Given records below:

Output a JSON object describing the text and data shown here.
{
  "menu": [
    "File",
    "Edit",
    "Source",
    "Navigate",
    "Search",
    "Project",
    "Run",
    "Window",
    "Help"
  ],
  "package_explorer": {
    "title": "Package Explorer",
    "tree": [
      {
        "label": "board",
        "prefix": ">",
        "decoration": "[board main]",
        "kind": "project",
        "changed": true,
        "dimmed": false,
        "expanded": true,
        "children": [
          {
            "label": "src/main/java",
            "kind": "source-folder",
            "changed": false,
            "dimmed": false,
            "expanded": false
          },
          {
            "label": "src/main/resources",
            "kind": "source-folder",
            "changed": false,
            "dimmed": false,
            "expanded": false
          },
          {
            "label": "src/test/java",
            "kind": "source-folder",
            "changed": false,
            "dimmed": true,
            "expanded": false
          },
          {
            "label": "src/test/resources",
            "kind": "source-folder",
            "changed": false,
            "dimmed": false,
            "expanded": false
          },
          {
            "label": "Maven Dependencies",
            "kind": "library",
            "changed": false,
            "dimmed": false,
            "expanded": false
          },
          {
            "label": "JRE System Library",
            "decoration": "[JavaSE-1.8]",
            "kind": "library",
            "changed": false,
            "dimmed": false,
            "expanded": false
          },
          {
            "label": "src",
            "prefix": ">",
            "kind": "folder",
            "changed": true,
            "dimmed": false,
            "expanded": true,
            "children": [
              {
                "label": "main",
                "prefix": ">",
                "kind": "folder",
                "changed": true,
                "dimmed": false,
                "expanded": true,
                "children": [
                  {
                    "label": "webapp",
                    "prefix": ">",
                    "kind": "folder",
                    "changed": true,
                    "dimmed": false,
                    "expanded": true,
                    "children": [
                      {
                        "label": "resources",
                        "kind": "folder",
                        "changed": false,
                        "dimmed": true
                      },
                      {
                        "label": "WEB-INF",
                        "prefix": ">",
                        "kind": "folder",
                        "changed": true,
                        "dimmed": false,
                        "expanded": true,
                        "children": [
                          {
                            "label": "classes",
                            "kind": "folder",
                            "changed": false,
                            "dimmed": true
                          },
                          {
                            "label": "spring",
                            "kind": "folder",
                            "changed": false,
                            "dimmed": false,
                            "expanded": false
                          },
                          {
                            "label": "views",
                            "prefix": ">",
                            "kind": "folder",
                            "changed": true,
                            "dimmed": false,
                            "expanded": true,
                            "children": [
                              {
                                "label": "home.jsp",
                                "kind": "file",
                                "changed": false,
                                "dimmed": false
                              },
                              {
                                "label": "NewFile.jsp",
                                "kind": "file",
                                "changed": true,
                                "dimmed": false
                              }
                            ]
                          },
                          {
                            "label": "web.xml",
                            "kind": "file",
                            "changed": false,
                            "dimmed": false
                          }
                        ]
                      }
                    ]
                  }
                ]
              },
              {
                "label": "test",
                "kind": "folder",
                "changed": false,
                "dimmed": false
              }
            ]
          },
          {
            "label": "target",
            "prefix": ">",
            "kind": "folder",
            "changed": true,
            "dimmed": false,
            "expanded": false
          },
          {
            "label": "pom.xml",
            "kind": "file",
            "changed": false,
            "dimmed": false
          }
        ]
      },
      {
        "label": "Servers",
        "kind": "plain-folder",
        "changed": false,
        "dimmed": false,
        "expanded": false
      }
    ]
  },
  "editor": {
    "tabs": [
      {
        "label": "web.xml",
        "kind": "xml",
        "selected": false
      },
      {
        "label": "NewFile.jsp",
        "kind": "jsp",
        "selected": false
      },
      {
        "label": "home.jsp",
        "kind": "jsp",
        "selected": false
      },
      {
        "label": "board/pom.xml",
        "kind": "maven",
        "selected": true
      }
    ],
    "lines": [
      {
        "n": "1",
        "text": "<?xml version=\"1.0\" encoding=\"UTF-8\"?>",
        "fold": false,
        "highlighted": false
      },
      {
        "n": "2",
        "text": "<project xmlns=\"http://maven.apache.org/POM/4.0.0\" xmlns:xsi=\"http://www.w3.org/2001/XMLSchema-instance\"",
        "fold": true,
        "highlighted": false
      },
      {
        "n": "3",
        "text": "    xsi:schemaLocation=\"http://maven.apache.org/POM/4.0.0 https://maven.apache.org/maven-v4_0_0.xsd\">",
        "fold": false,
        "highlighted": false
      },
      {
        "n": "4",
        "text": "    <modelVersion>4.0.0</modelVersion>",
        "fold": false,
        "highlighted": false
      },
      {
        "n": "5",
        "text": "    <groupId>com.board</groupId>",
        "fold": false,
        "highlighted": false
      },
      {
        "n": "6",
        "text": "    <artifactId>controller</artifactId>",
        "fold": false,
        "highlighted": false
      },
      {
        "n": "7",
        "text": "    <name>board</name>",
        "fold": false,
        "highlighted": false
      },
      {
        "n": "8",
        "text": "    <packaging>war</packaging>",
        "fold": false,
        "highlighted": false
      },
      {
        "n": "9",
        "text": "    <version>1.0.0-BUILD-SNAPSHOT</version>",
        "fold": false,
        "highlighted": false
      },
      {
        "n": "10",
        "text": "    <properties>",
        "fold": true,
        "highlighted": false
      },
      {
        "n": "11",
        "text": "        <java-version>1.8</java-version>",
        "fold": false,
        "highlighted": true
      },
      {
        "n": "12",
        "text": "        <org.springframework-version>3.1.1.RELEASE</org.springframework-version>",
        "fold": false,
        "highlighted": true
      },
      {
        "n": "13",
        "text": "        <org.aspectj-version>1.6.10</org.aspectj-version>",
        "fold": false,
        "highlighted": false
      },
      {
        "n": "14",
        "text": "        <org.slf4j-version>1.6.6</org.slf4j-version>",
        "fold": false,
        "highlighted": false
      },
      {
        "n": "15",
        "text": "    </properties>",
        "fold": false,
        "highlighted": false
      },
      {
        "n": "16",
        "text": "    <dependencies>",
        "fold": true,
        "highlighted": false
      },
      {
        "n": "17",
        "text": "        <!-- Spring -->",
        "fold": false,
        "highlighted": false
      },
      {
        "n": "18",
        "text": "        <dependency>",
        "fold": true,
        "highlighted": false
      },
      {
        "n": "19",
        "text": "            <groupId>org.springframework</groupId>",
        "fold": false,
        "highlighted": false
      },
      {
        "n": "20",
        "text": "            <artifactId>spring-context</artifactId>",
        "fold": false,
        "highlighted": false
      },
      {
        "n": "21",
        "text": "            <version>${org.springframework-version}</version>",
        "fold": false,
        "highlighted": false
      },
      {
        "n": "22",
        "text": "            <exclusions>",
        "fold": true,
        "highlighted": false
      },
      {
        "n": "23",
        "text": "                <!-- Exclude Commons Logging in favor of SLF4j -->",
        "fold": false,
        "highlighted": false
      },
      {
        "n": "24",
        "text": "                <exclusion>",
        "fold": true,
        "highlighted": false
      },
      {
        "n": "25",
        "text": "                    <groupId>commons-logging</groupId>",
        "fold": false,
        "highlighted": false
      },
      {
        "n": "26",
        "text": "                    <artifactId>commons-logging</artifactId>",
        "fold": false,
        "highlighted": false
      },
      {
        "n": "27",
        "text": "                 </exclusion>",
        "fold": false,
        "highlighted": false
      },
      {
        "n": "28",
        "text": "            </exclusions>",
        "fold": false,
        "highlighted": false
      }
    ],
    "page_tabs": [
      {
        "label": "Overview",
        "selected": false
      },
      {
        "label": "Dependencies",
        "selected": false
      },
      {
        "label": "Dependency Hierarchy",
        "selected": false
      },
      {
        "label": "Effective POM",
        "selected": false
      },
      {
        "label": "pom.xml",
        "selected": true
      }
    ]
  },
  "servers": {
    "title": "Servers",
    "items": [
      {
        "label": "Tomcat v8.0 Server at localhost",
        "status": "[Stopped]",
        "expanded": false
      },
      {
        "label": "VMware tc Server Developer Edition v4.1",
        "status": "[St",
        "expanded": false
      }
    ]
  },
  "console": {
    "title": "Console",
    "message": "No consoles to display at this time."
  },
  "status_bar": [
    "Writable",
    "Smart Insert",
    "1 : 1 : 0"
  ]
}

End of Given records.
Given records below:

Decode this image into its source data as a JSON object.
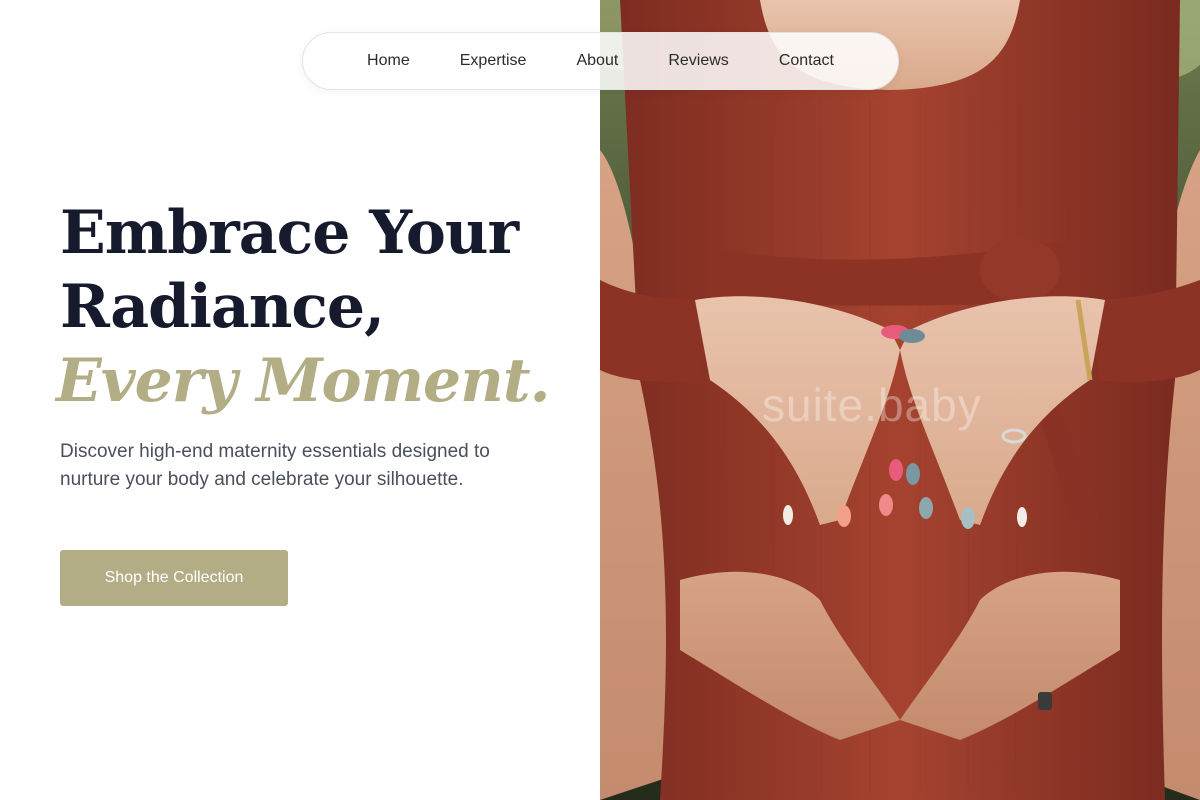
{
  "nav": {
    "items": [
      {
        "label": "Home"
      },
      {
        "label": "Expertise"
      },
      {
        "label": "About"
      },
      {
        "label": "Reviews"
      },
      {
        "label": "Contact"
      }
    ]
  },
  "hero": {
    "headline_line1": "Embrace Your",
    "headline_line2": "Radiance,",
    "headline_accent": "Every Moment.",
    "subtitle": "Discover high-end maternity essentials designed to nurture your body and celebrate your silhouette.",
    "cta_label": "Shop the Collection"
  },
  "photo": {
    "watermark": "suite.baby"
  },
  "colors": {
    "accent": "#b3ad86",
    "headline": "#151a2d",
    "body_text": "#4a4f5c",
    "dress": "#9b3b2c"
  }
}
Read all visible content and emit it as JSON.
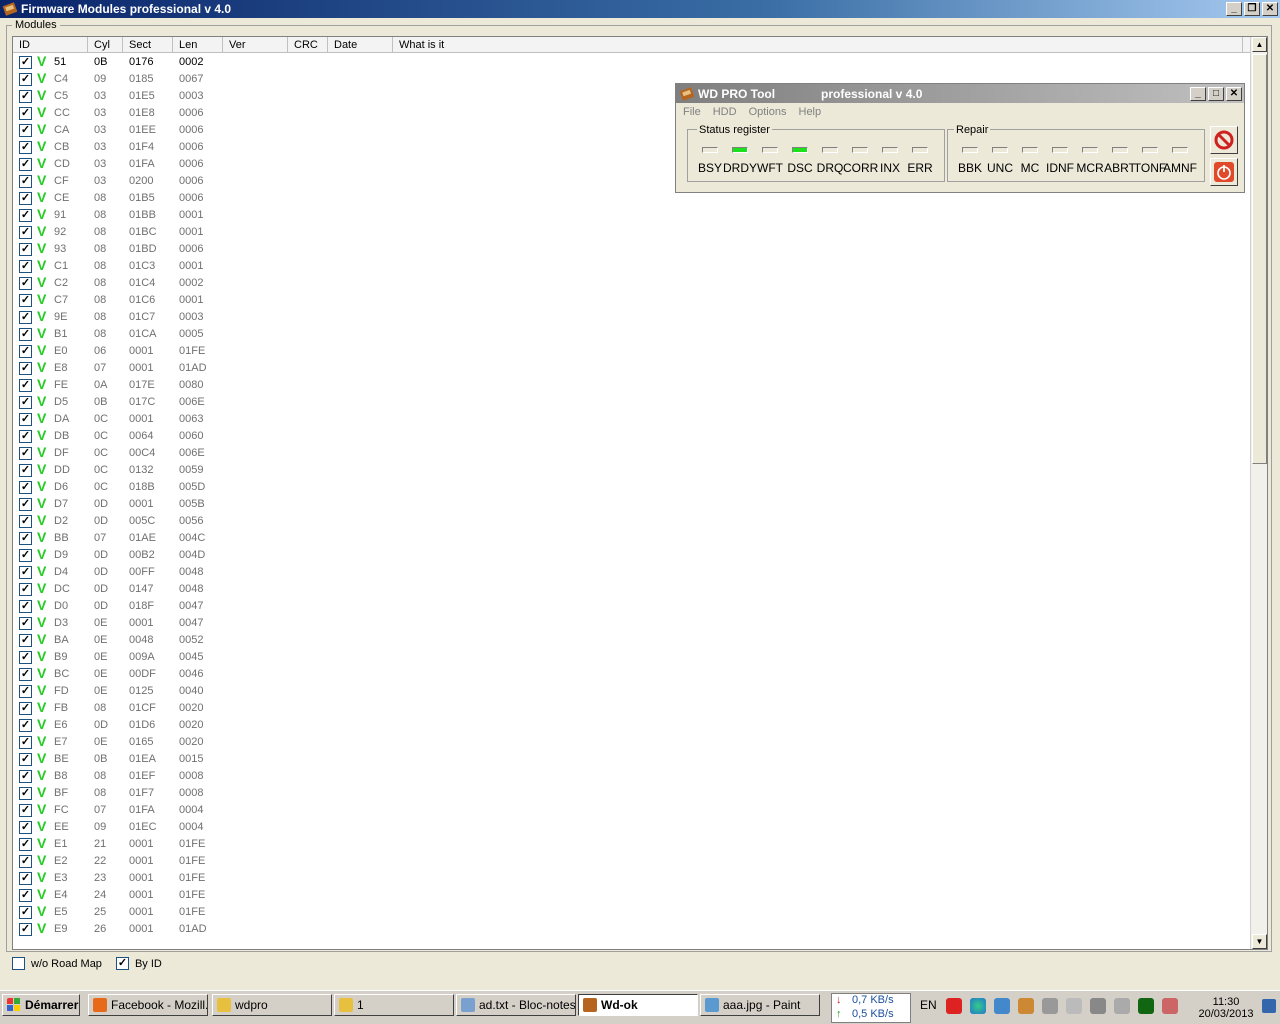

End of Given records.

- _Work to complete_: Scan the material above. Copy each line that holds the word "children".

- _Solution to the exercise_:
        "children": [
            "children": [
                "children": [
                    "children": [
                        "children": [
                            "children": [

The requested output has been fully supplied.